ENTRIES SHOWN:
Start of Block

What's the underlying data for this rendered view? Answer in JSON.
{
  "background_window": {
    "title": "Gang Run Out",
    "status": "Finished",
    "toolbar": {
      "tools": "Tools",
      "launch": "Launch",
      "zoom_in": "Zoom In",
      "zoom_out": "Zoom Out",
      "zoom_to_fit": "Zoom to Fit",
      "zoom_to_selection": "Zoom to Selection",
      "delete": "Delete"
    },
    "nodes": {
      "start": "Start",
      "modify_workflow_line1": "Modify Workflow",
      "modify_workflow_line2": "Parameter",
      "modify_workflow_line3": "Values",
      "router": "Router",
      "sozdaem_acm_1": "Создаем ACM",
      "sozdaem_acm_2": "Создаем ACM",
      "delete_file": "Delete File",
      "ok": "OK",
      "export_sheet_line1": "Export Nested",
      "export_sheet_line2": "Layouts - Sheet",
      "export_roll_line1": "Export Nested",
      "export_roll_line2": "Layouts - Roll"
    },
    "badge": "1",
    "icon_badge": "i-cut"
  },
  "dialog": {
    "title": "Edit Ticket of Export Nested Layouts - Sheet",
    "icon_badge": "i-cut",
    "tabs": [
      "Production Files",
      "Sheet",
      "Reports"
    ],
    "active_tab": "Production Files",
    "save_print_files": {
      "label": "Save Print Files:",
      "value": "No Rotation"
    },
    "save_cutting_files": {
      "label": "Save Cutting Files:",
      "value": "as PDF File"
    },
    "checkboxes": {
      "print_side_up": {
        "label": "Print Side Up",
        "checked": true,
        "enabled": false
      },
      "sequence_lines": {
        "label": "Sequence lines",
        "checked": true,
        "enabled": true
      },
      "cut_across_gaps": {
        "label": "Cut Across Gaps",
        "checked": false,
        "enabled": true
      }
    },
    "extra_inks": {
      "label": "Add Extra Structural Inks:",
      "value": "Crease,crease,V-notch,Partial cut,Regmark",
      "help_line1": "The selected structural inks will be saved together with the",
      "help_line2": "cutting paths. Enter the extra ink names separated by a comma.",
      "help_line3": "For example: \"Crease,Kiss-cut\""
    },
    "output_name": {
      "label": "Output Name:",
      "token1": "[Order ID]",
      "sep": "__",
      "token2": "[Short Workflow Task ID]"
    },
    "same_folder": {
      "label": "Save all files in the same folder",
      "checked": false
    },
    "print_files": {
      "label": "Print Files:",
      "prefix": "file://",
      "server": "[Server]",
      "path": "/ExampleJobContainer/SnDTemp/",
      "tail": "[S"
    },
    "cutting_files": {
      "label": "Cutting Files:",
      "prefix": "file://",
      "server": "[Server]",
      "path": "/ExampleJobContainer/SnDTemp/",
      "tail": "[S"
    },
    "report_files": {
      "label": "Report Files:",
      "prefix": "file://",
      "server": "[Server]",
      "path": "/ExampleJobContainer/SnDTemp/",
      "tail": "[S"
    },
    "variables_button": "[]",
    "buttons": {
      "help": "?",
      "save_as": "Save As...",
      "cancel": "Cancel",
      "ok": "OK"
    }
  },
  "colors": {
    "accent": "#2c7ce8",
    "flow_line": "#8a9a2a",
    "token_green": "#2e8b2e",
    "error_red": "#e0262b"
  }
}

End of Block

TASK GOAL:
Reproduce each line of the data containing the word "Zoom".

WRITTEN RESPONSE:
      "zoom_in": "Zoom In",
      "zoom_out": "Zoom Out",
      "zoom_to_fit": "Zoom to Fit",
      "zoom_to_selection": "Zoom to Selection",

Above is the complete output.